DATA SUPPLIED:
■ ■ ■ ■ ■ ■ ■
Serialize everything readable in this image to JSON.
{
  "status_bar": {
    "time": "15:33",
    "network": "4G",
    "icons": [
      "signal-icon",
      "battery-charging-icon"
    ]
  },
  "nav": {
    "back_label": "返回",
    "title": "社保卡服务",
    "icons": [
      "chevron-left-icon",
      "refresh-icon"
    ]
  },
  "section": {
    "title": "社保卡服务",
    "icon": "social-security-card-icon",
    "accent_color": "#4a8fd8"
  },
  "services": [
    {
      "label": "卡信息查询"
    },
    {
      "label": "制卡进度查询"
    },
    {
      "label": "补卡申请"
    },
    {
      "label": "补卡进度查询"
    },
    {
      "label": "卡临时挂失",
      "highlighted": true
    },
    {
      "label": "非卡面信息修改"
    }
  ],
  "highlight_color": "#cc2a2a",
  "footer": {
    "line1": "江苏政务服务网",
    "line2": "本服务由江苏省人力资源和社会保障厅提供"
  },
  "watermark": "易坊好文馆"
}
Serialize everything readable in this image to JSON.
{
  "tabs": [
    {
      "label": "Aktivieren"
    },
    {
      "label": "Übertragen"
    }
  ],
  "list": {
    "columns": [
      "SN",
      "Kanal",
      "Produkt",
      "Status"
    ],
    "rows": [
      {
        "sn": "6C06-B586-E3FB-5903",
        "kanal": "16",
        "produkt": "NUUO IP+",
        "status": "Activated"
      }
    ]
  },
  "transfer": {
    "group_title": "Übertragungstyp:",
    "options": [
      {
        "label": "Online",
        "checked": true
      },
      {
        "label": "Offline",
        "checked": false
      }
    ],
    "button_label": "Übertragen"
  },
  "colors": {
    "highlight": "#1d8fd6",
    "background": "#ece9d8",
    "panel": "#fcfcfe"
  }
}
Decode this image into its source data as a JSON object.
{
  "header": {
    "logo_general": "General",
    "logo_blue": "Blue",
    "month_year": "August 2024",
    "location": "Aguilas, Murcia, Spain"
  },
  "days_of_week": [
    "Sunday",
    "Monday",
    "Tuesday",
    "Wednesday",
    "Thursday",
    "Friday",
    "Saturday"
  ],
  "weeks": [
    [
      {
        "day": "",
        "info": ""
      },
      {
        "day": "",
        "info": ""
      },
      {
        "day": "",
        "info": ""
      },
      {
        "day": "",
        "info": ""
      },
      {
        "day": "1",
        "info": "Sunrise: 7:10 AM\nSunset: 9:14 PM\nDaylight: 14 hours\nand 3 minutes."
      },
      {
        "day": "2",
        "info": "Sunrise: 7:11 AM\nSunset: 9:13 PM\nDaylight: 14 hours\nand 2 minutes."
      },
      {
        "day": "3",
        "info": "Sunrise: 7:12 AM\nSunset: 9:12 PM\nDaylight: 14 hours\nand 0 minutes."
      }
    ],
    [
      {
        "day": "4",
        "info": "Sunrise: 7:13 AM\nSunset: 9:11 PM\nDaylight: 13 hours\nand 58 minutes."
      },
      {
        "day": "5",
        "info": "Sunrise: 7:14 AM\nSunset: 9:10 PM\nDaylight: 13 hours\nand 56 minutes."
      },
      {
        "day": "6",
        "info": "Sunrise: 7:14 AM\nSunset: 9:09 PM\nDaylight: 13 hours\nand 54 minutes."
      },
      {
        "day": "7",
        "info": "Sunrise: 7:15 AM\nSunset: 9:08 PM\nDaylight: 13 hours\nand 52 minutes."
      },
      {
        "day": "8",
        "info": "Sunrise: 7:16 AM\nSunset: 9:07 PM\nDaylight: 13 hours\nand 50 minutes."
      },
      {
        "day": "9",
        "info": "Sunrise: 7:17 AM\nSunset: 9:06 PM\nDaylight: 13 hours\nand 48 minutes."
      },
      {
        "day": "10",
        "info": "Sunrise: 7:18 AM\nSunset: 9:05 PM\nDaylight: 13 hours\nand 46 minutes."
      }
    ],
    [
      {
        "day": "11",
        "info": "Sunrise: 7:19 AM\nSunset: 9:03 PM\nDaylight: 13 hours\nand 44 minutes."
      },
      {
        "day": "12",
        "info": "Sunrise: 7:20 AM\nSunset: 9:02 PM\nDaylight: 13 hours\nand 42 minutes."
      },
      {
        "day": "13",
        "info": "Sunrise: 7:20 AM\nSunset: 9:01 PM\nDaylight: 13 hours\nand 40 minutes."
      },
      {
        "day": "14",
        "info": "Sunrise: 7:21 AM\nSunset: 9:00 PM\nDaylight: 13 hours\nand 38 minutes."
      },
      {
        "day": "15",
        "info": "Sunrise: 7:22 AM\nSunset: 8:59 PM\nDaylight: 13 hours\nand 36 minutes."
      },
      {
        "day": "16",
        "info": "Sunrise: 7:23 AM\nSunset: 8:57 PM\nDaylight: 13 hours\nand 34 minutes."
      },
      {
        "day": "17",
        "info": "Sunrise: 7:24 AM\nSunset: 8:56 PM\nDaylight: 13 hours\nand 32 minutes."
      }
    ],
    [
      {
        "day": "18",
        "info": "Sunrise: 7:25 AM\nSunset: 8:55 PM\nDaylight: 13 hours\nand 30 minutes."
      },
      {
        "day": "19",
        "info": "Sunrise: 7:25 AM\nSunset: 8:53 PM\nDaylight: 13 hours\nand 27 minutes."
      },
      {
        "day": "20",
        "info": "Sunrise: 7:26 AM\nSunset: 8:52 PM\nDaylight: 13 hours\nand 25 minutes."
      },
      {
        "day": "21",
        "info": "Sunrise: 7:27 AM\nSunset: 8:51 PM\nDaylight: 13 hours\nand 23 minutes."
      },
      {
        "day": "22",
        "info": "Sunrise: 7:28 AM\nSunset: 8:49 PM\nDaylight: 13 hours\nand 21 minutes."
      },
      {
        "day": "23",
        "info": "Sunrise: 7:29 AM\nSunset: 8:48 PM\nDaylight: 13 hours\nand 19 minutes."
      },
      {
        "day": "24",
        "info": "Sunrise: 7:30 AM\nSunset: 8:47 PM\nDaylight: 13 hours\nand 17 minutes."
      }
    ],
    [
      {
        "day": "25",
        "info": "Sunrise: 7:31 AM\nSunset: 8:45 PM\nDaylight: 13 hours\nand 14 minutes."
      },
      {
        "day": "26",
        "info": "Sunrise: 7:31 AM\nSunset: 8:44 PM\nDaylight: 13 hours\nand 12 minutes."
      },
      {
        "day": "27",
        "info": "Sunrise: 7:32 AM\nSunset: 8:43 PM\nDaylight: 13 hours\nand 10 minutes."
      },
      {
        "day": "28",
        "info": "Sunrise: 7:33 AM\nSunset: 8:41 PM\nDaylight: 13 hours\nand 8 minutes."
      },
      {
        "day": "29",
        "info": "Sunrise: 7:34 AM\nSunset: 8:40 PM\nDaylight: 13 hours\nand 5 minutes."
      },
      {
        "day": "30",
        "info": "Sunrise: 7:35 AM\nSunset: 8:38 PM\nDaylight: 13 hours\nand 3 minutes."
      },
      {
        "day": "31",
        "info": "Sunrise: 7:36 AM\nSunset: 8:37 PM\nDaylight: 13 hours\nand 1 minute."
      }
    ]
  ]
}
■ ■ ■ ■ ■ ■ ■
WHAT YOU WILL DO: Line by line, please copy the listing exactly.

RESULT:
Serialize everything readable in this image to JSON.
{
  "status_bar": {
    "time": "15:33",
    "network": "4G",
    "icons": [
      "signal-icon",
      "battery-charging-icon"
    ]
  },
  "nav": {
    "back_label": "返回",
    "title": "社保卡服务",
    "icons": [
      "chevron-left-icon",
      "refresh-icon"
    ]
  },
  "section": {
    "title": "社保卡服务",
    "icon": "social-security-card-icon",
    "accent_color": "#4a8fd8"
  },
  "services": [
    {
      "label": "卡信息查询"
    },
    {
      "label": "制卡进度查询"
    },
    {
      "label": "补卡申请"
    },
    {
      "label": "补卡进度查询"
    },
    {
      "label": "卡临时挂失",
      "highlighted": true
    },
    {
      "label": "非卡面信息修改"
    }
  ],
  "highlight_color": "#cc2a2a",
  "footer": {
    "line1": "江苏政务服务网",
    "line2": "本服务由江苏省人力资源和社会保障厅提供"
  },
  "watermark": "易坊好文馆"
}
Serialize everything readable in this image to JSON.
{
  "tabs": [
    {
      "label": "Aktivieren"
    },
    {
      "label": "Übertragen"
    }
  ],
  "list": {
    "columns": [
      "SN",
      "Kanal",
      "Produkt",
      "Status"
    ],
    "rows": [
      {
        "sn": "6C06-B586-E3FB-5903",
        "kanal": "16",
        "produkt": "NUUO IP+",
        "status": "Activated"
      }
    ]
  },
  "transfer": {
    "group_title": "Übertragungstyp:",
    "options": [
      {
        "label": "Online",
        "checked": true
      },
      {
        "label": "Offline",
        "checked": false
      }
    ],
    "button_label": "Übertragen"
  },
  "colors": {
    "highlight": "#1d8fd6",
    "background": "#ece9d8",
    "panel": "#fcfcfe"
  }
}
Decode this image into its source data as a JSON object.
{
  "header": {
    "logo_general": "General",
    "logo_blue": "Blue",
    "month_year": "August 2024",
    "location": "Aguilas, Murcia, Spain"
  },
  "days_of_week": [
    "Sunday",
    "Monday",
    "Tuesday",
    "Wednesday",
    "Thursday",
    "Friday",
    "Saturday"
  ],
  "weeks": [
    [
      {
        "day": "",
        "info": ""
      },
      {
        "day": "",
        "info": ""
      },
      {
        "day": "",
        "info": ""
      },
      {
        "day": "",
        "info": ""
      },
      {
        "day": "1",
        "info": "Sunrise: 7:10 AM\nSunset: 9:14 PM\nDaylight: 14 hours\nand 3 minutes."
      },
      {
        "day": "2",
        "info": "Sunrise: 7:11 AM\nSunset: 9:13 PM\nDaylight: 14 hours\nand 2 minutes."
      },
      {
        "day": "3",
        "info": "Sunrise: 7:12 AM\nSunset: 9:12 PM\nDaylight: 14 hours\nand 0 minutes."
      }
    ],
    [
      {
        "day": "4",
        "info": "Sunrise: 7:13 AM\nSunset: 9:11 PM\nDaylight: 13 hours\nand 58 minutes."
      },
      {
        "day": "5",
        "info": "Sunrise: 7:14 AM\nSunset: 9:10 PM\nDaylight: 13 hours\nand 56 minutes."
      },
      {
        "day": "6",
        "info": "Sunrise: 7:14 AM\nSunset: 9:09 PM\nDaylight: 13 hours\nand 54 minutes."
      },
      {
        "day": "7",
        "info": "Sunrise: 7:15 AM\nSunset: 9:08 PM\nDaylight: 13 hours\nand 52 minutes."
      },
      {
        "day": "8",
        "info": "Sunrise: 7:16 AM\nSunset: 9:07 PM\nDaylight: 13 hours\nand 50 minutes."
      },
      {
        "day": "9",
        "info": "Sunrise: 7:17 AM\nSunset: 9:06 PM\nDaylight: 13 hours\nand 48 minutes."
      },
      {
        "day": "10",
        "info": "Sunrise: 7:18 AM\nSunset: 9:05 PM\nDaylight: 13 hours\nand 46 minutes."
      }
    ],
    [
      {
        "day": "11",
        "info": "Sunrise: 7:19 AM\nSunset: 9:03 PM\nDaylight: 13 hours\nand 44 minutes."
      },
      {
        "day": "12",
        "info": "Sunrise: 7:20 AM\nSunset: 9:02 PM\nDaylight: 13 hours\nand 42 minutes."
      },
      {
        "day": "13",
        "info": "Sunrise: 7:20 AM\nSunset: 9:01 PM\nDaylight: 13 hours\nand 40 minutes."
      },
      {
        "day": "14",
        "info": "Sunrise: 7:21 AM\nSunset: 9:00 PM\nDaylight: 13 hours\nand 38 minutes."
      },
      {
        "day": "15",
        "info": "Sunrise: 7:22 AM\nSunset: 8:59 PM\nDaylight: 13 hours\nand 36 minutes."
      },
      {
        "day": "16",
        "info": "Sunrise: 7:23 AM\nSunset: 8:57 PM\nDaylight: 13 hours\nand 34 minutes."
      },
      {
        "day": "17",
        "info": "Sunrise: 7:24 AM\nSunset: 8:56 PM\nDaylight: 13 hours\nand 32 minutes."
      }
    ],
    [
      {
        "day": "18",
        "info": "Sunrise: 7:25 AM\nSunset: 8:55 PM\nDaylight: 13 hours\nand 30 minutes."
      },
      {
        "day": "19",
        "info": "Sunrise: 7:25 AM\nSunset: 8:53 PM\nDaylight: 13 hours\nand 27 minutes."
      },
      {
        "day": "20",
        "info": "Sunrise: 7:26 AM\nSunset: 8:52 PM\nDaylight: 13 hours\nand 25 minutes."
      },
      {
        "day": "21",
        "info": "Sunrise: 7:27 AM\nSunset: 8:51 PM\nDaylight: 13 hours\nand 23 minutes."
      },
      {
        "day": "22",
        "info": "Sunrise: 7:28 AM\nSunset: 8:49 PM\nDaylight: 13 hours\nand 21 minutes."
      },
      {
        "day": "23",
        "info": "Sunrise: 7:29 AM\nSunset: 8:48 PM\nDaylight: 13 hours\nand 19 minutes."
      },
      {
        "day": "24",
        "info": "Sunrise: 7:30 AM\nSunset: 8:47 PM\nDaylight: 13 hours\nand 17 minutes."
      }
    ],
    [
      {
        "day": "25",
        "info": "Sunrise: 7:31 AM\nSunset: 8:45 PM\nDaylight: 13 hours\nand 14 minutes."
      },
      {
        "day": "26",
        "info": "Sunrise: 7:31 AM\nSunset: 8:44 PM\nDaylight: 13 hours\nand 12 minutes."
      },
      {
        "day": "27",
        "info": "Sunrise: 7:32 AM\nSunset: 8:43 PM\nDaylight: 13 hours\nand 10 minutes."
      },
      {
        "day": "28",
        "info": "Sunrise: 7:33 AM\nSunset: 8:41 PM\nDaylight: 13 hours\nand 8 minutes."
      },
      {
        "day": "29",
        "info": "Sunrise: 7:34 AM\nSunset: 8:40 PM\nDaylight: 13 hours\nand 5 minutes."
      },
      {
        "day": "30",
        "info": "Sunrise: 7:35 AM\nSunset: 8:38 PM\nDaylight: 13 hours\nand 3 minutes."
      },
      {
        "day": "31",
        "info": "Sunrise: 7:36 AM\nSunset: 8:37 PM\nDaylight: 13 hours\nand 1 minute."
      }
    ]
  ]
}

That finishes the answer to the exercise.